PROBLEM STATEMENT: Go through the data below. Pull out every line that has the word "Information".

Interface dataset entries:
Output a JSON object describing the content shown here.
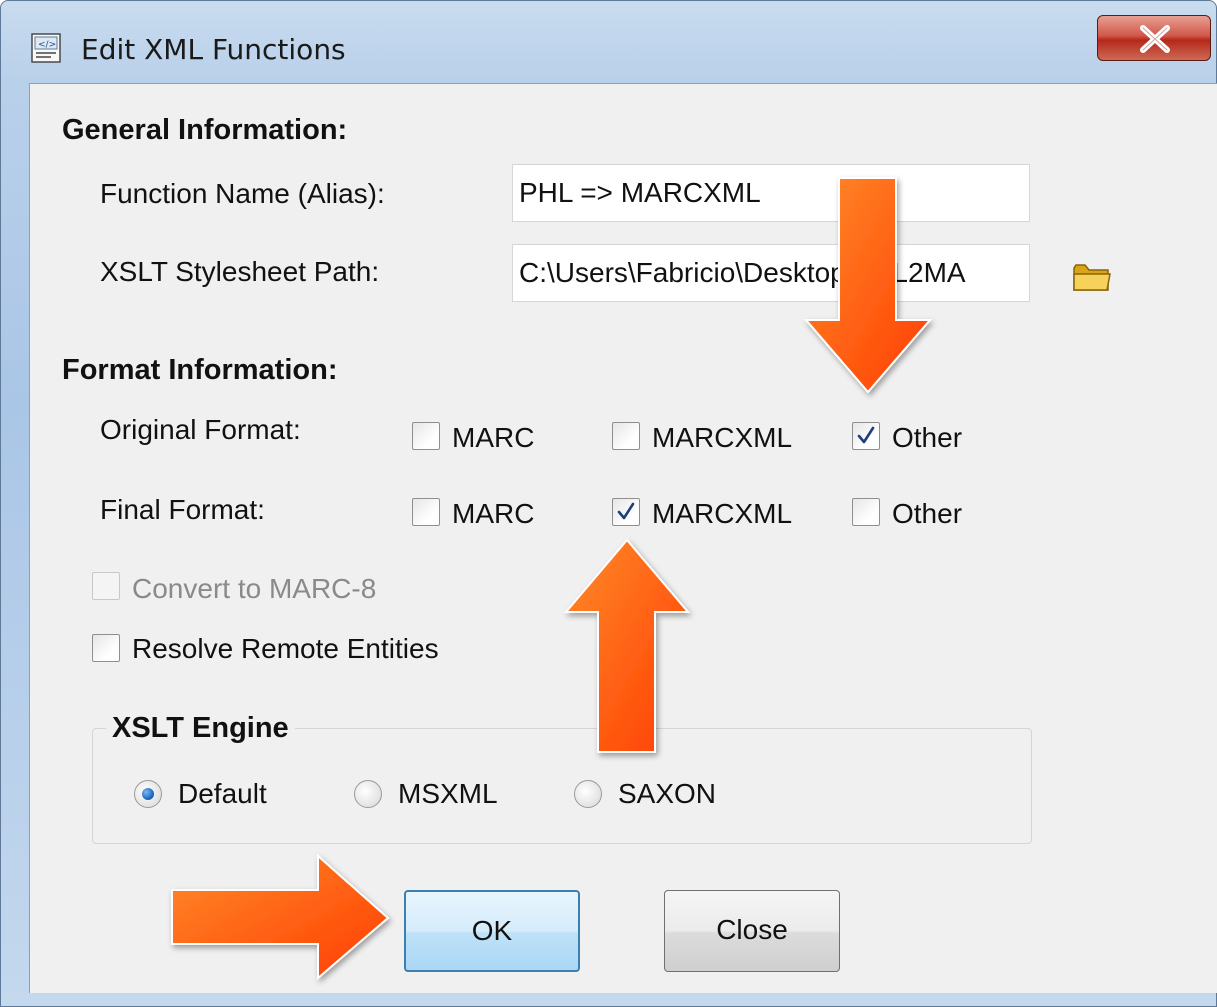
{
  "window": {
    "title": "Edit XML Functions",
    "close_label": "X"
  },
  "general": {
    "section_title": "General Information:",
    "function_name_label": "Function Name (Alias):",
    "function_name_value": "PHL => MARCXML",
    "xslt_path_label": "XSLT Stylesheet Path:",
    "xslt_path_value": "C:\\Users\\Fabricio\\Desktop\\PHL2MA"
  },
  "format": {
    "section_title": "Format Information:",
    "original_label": "Original Format:",
    "final_label": "Final Format:",
    "original_options": [
      {
        "label": "MARC",
        "checked": false
      },
      {
        "label": "MARCXML",
        "checked": false
      },
      {
        "label": "Other",
        "checked": true
      }
    ],
    "final_options": [
      {
        "label": "MARC",
        "checked": false
      },
      {
        "label": "MARCXML",
        "checked": true
      },
      {
        "label": "Other",
        "checked": false
      }
    ]
  },
  "options": {
    "convert_marc8_label": "Convert to MARC-8",
    "convert_marc8_enabled": false,
    "convert_marc8_checked": false,
    "resolve_entities_label": "Resolve Remote Entities",
    "resolve_entities_checked": false
  },
  "engine": {
    "group_title": "XSLT Engine",
    "options": [
      {
        "label": "Default",
        "selected": true
      },
      {
        "label": "MSXML",
        "selected": false
      },
      {
        "label": "SAXON",
        "selected": false
      }
    ]
  },
  "buttons": {
    "ok_label": "OK",
    "close_label": "Close"
  },
  "colors": {
    "highlight_arrow": "#ff5a14",
    "title_close": "#c8392b",
    "ok_border": "#3c7fb1",
    "radio_dot": "#1e6bc4"
  },
  "icons": {
    "title_icon": "xml-window-icon",
    "browse_icon": "folder-icon"
  }
}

OUTPUT BELOW:
    "section_title": "General Information:",
    "section_title": "Format Information:",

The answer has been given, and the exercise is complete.